Our doctor responded first by rehearsing the prohibition, citing studies, and then explaining that only experts can interpret these numbers. I am smug and overconfident, however, so I may possibly have given her a skeptical grimace. Her response was the medical equivalent of summoning a spirit or threatening damnation:

‘As a mother, I have to say, how would you feel if you killed your baby?’

Melissa blanched and sat in silence. I laughed; I couldn’t do anything else. Our doctor inquired why, and I blurted something along the lines of ‘outrageous emotional blackmail.’ She explained that she wasn’t here to argue, and that, as a member in good standing of the AAP, she couldn’t condone deviation. It was grand, almost Luther at the Diet of Worms. There she stood; she could do no other, so help her whoever. Melissa thinks it was probably ass-covering in lawsuit-happy America.

I left the appointment apoplectic. Melissa was tearful and terrified. We kept letting Leonard into the bed, because people can’t live without sleep, but Melissa spent her ensuing nights on edge, scared of killing her child.

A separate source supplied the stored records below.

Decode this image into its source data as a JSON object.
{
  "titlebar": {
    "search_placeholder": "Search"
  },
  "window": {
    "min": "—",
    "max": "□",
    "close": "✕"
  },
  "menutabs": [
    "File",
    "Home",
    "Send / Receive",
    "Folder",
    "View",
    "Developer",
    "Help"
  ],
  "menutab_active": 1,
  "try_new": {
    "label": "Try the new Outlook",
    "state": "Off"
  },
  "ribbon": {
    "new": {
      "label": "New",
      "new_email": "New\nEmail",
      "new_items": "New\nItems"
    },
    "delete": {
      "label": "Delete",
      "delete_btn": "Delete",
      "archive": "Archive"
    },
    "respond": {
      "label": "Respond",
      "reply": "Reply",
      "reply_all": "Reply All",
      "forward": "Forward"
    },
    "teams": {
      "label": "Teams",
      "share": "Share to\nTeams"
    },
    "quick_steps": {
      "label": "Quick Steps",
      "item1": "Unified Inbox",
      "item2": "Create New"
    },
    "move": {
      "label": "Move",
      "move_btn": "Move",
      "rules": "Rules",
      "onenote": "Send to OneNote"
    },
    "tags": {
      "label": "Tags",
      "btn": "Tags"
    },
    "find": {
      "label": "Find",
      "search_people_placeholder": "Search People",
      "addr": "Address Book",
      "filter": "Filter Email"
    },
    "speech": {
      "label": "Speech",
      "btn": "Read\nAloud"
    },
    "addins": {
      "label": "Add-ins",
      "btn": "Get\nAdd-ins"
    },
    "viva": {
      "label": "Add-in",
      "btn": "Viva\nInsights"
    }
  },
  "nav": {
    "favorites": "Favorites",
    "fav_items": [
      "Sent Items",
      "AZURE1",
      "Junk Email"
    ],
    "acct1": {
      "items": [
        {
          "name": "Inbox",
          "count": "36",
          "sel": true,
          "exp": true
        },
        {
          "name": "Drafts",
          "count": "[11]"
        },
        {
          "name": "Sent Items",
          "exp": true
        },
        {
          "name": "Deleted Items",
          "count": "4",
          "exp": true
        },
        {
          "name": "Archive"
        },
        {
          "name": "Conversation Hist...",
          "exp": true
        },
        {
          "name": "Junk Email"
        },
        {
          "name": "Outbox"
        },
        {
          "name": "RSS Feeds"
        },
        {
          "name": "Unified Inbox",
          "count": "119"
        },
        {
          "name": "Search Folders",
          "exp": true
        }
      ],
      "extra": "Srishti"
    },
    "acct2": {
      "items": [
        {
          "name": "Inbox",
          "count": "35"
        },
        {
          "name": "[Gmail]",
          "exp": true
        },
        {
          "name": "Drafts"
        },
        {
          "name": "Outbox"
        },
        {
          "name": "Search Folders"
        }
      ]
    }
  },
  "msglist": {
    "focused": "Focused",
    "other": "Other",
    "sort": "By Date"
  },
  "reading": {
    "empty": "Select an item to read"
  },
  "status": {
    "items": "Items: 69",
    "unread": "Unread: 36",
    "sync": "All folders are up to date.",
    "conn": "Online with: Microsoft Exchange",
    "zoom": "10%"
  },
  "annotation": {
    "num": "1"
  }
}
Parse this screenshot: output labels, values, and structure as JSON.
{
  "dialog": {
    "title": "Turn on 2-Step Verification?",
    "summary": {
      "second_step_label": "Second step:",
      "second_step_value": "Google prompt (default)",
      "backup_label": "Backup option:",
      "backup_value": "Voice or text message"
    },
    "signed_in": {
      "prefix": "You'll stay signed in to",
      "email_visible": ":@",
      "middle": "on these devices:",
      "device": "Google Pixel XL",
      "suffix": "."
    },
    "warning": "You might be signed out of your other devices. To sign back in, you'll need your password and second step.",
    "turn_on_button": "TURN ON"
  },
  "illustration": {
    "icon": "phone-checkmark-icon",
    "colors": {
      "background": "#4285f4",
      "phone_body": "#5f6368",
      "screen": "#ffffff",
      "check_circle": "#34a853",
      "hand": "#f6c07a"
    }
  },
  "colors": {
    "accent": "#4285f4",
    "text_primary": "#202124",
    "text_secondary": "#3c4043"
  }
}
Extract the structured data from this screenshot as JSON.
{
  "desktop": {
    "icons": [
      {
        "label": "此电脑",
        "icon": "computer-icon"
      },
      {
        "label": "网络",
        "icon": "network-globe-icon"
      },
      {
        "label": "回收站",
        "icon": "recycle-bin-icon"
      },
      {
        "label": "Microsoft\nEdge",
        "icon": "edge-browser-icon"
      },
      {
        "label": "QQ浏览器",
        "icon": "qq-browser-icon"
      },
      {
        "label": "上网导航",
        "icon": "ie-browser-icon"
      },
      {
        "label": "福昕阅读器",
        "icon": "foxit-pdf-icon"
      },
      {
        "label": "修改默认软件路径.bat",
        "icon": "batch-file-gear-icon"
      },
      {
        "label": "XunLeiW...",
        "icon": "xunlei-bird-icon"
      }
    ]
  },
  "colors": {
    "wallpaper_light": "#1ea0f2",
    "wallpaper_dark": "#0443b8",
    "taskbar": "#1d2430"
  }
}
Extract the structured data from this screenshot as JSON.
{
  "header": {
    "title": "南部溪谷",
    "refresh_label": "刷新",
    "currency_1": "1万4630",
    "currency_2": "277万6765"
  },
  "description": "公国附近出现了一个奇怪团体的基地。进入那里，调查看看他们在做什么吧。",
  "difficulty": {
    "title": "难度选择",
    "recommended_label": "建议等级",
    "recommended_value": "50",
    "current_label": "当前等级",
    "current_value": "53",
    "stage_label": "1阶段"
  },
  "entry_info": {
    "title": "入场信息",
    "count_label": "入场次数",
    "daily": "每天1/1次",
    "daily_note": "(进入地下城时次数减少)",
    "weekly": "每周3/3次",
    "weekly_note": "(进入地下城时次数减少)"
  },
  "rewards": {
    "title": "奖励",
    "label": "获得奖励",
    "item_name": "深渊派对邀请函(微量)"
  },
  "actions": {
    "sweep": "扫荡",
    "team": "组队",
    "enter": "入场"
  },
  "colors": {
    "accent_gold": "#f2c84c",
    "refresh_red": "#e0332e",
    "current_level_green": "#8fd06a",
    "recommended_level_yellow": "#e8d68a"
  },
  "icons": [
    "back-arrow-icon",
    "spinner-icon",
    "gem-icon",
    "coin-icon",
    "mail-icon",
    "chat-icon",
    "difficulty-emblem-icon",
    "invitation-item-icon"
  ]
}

I was busy during the next appointment, so she took the baby without me. Noting my absence, our doctor closed the door, laid a pair of Hippocratic, bespectacled eyes on Melissa’s frightened face, and cooed, ‘So – how’s everything at home? With Ian. I notice he does a lot of the talking in your appointments.’ Melissa tried her exhausted best to act unabused. We don’t think the doctor really bought it. Maybe now I’m on a list somewhere.

Clerical castes are prone to exaggerate their certainty. Call it an act of thespian service to timorous supplicants, maybe combined with self-deception. I, for one, am still grateful for the existence of modern medical advice. We wouldn’t want to pilot the strait of Leonard-rearing entirely solo.

But still. There’s something laughable about the authority of doctors and nurses, or at least the way in which they wield it. Who among the upstanding would dare ignore their doctorly advice? By smoking cigarettes? Eating pork rinds? Feasting on red meat? Sleeping with their baby? We wouldn’t dare. Or if we did, we would do it skulkily, in the shadows, and reveal our sins only to a few trusted confidants. Shame, shame, shame.

Previous castes of priests at least had a claim to divine revelation. The medical priests of Massachusetts have only the latest studies. They speak derisively of doctors hilariously mistaken by virtue of having practiced 50 years ago in Somerville, a benighted hinterland compared to the gleaming metropolis of modern Boston. What a stroke of luck we’ve had, to be born inveterately right, the age of wrongness long since passed. Hallelujah! Take with water – these pills are my body and blood . . .

Ian Marcus Corbin is the owner of Matter & Light Fine Art, and a doctoral candidate in Philosophy at Boston College.